In recent weeks Coleby-Davis has criticized the project – announced months before the September 16 general election by former Prime Minister Dr. Hubert Minnis – which features multi-family lots for $50,000 and single-family lots for $40,000.
Just last week the minister revealed that no master plan had been created for the project, nor had a topography study been completed despite the Minnis
administration accepting applications from approximately 1,500 eager Bahamians.
“Does Prospect Ridge have subdivision approval? No. How are you offering a subdivision without that approval? Second thing, are we sure that all of that property belongs to the Department of Housing? No. First of all, the majority of it is government property, but there are protocols. For the Department of Housing to offer that as a subdivision, first of all the Department of Housing has to own the property,” Coleby-Davis said while appearing as a guest on the Guardian Radio talk show The Hit Back with Nahaja Black.
“I have emails from two families that are saying ‘I’m not quite sure where you’re putting this Prospect Ridge, but a portion of that property is conveyed to our family.’ So you have to do a title search first of all, you have to determine the property that is in the government’s possession and then the Department of Housing has to go and acquire that for us to do a subdivision on that property.”
Coleby-Davis said it was also concerning that the project was being managed mainly from the Office of the Prime Minister (OPM) and not through the Department of Housing, as is the case with all other government subdivisions.
“I will say that everything was at the Office of the Prime Minister, so for the last couple of months we had two Departments of Housing. Nothing on Prospect Ridge was being managed by the then minister of housing, absolutely nothing. I don’t think he even knew was going on with the project, nothing was under his management. I had to request the file from OPM, in fact when I spoke at the press conference I said that the company that was awarded the job to do the master plan approached me after I became the minister to let me know what they were faced with on the seventh of September and elections were on the 16th,” she claimed.

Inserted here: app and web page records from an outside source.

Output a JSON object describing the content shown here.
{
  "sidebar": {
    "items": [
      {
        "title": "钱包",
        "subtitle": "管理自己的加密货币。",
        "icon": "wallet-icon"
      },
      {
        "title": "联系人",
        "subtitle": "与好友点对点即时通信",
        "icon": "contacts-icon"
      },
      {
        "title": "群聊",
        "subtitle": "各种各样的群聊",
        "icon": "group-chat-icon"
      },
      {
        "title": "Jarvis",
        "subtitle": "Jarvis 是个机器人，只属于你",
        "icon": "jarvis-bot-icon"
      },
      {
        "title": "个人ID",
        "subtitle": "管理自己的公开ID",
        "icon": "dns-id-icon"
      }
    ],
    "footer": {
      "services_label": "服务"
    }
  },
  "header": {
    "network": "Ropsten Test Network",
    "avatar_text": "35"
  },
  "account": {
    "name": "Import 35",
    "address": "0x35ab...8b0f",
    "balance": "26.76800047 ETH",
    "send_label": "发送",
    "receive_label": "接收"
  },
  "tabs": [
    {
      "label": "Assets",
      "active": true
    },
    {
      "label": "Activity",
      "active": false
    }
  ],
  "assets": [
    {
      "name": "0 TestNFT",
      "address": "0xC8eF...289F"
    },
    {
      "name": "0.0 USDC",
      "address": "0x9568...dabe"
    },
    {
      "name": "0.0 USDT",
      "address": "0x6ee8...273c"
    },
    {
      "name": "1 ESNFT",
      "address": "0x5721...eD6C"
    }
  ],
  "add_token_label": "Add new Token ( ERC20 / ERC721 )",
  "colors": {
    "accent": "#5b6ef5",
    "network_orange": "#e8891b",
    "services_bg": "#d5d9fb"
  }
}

“They got this letter to carry out the work, that’s how I knew for a fact there was no master plan and nothing had been done, because when they came to me the letter was sent to them from the OPM, so the minister of housing, who was sitting in the seat before me had no oversight, knew nothing and I think that just goes to show you the type of system we were living under,” she further claimed.
Parliament approved a resolution in April to allow for the development of the land, which was supposed to be divided into 300 lots and would be offered for purchase to first-time homeowners between 18 and 45 who are Bahamian citizens and currently live in The Bahamas.
“How did we arrive to telling people apply, how did we arrive to $50,000 or $40,000? Yes, you may have hopes and dreams of what you would consider a fair market price for applicants to be able to buy in and get this property, but how do you get to that point where you can actually say for certain? I mean, unless you’re going to take on an insurmountable amount of money as the government’s responsibility, because we have yet to do any infrastructural work,” she pointed out.
Coleby-Davis said she will reveal more on the project and its feasibility when she presents for the first time in the House of Assembly next week.
She added that her primary focus right now is finding a way to fix what was proposed under the last administration for those thousands of Bahamians wanting to own a home.
“Let me just start off by saying I don’t want it to come off that this is a catfight with me and Senator Vianna, I don’t want it to come off as that. I am sitting in a seat where it is my responsibility to be able to provide information. What’s very important for me is, I understand how important it is to become a homeowner, me and my husband did it years ago, it was very stressful, it was a headache you know,” she said.
“And we had to do it on our own and you don’t have that guidance really, so being in this position where I am now the minister of housing, I understand and for me coming into this role, it is about how do I fix this and the first two things on my list are go to Carmichael Village and figure out what’s going on there and look at this Prospect Ridge and see if this is even a possibility.”
Written by: Dj Beats